Display Settings:

Format

Send to:

Choose Destination
See comment in PubMed Commons below
Spinal Cord. 2013 Oct;51(10):794-6. doi: 10.1038/sc.2013.51. Epub 2013 Jun 11.

Postpartum hypogalactia in a woman with Brown-Séquard-plus syndrome: a case report.

Author information

  • 11] Department of Rehabilitation Medicine, Peking University Third Hospital, Beijing, China [2] International Collaboration on Repair Discoveries, Department of Medicine, University of British Columbia, Vancouver, British Columbia, Canada.

Abstract

STUDY DESIGN:

A case report.

OBJECTIVES:

To present a case of postpartum hypogalactia in a woman with Brown-Séquard-plus syndrome (BSPS).

SETTING:

Outpatient spinal cord injury (SCI) clinic.

CASE REPORT:

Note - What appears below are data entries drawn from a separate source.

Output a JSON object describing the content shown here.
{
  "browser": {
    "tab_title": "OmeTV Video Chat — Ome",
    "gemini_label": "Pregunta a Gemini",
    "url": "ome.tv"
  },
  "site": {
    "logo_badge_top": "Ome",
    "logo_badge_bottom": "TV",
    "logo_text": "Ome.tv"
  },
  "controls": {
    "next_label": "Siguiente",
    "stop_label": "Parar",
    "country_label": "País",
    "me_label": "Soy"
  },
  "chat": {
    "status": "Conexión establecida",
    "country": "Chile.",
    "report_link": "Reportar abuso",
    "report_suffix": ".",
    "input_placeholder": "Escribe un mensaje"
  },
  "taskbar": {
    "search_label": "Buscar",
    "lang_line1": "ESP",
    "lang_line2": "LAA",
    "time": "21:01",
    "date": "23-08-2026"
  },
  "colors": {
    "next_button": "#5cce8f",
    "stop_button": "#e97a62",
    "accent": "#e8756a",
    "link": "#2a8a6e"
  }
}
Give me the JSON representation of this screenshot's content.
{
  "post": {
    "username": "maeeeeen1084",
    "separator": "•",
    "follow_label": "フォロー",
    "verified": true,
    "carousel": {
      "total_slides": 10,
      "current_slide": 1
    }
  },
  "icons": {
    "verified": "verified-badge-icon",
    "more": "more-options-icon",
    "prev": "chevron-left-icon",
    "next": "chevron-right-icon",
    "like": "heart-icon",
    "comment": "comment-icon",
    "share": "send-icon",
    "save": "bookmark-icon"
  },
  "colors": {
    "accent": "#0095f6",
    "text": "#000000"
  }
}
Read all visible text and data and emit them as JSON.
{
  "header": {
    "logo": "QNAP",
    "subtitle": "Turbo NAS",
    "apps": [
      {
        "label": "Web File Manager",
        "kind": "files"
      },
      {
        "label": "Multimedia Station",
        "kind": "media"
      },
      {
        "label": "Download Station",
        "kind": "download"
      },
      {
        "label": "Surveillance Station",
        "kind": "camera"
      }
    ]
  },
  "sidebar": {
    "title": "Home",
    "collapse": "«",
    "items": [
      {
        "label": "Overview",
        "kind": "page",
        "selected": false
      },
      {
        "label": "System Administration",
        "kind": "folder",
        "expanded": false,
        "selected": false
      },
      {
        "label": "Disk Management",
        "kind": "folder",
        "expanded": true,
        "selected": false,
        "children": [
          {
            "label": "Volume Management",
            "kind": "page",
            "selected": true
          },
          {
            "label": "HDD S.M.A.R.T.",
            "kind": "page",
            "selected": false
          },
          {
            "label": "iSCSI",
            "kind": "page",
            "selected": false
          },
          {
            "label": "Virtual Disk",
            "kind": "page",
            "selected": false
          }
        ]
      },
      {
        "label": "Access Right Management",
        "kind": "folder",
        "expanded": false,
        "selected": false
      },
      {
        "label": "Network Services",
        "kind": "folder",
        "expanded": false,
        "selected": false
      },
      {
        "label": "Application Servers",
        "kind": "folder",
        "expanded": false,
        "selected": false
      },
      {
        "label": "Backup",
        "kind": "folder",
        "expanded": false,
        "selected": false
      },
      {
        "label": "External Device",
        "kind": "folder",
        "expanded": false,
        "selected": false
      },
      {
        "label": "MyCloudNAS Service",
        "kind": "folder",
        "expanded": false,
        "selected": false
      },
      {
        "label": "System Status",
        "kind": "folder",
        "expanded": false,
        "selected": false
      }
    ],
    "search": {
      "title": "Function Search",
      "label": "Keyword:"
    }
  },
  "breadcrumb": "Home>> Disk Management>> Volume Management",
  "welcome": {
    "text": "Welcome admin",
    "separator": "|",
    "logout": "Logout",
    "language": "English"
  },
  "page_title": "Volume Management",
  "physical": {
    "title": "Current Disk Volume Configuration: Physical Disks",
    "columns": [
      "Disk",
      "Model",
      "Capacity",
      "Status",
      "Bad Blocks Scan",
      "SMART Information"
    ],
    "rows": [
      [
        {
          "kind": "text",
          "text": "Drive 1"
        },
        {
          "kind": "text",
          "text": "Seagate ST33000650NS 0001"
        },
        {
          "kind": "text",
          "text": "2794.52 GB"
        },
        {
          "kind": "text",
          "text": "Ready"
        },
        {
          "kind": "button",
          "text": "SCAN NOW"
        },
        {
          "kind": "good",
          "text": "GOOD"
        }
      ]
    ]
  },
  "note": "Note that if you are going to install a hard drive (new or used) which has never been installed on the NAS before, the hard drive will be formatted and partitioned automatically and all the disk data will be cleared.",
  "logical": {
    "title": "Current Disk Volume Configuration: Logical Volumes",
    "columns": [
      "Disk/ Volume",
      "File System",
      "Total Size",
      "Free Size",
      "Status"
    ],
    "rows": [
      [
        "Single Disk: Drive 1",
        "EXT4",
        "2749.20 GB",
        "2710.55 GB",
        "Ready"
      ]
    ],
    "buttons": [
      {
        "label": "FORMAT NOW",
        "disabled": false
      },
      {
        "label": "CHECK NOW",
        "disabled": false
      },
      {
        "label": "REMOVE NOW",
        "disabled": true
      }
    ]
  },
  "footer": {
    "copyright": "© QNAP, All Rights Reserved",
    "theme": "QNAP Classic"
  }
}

A 33-year-old woman with C4 AIS D tetraplegia (American Spinal Injury Association Impairment Scale) was followed at the outpatient SCI clinic for the past 5 years. Her right side presents with increased tone, increased spasticity and decreased sensitivity to light touch. Conversely, her left side presents with minimal changes in tone and no motor function deficits, but decreased sensitivity to pinprick and temperature sensation. These findings are consistent with BSPS. After inpatient rehabilitation, she was engaged, married, and 8 months ago delivered a healthy child. After an uncomplicated delivery, breastfeeding was attempted, but a significant lack of lactation was noted the first month postpartum from the right breast. Despite the implementation of measures to increase lactation, the lack of lactation from the right breast persisted, and required initiation of formula feeding. The right breast in this case lost not only sensory proprioception, but also autonomic control, which could contribute to this instance of asymmetric lactation.

CONCLUSION:

In addition to motor and sensory dysfunctions following SCI, autonomic dysfunctions are commonly seen in individuals with these devastating injuries. The lactation on the right side, which had interrupted descending spinal autonomic pathways, was decreased by approximately 83%. This case provides us with interesting information regarding attention that clinicians should be paying when discussing the breastfeeding options for women with SCI.

Comment in

PMID:
23752266
[PubMed - indexed for MEDLINE]
PubMed Commons home

PubMed Commons

0 comments
How to join PubMed Commons

    Supplemental Content

    Icon for Nature Publishing Group
    Loading ...
    Write to the Help Desk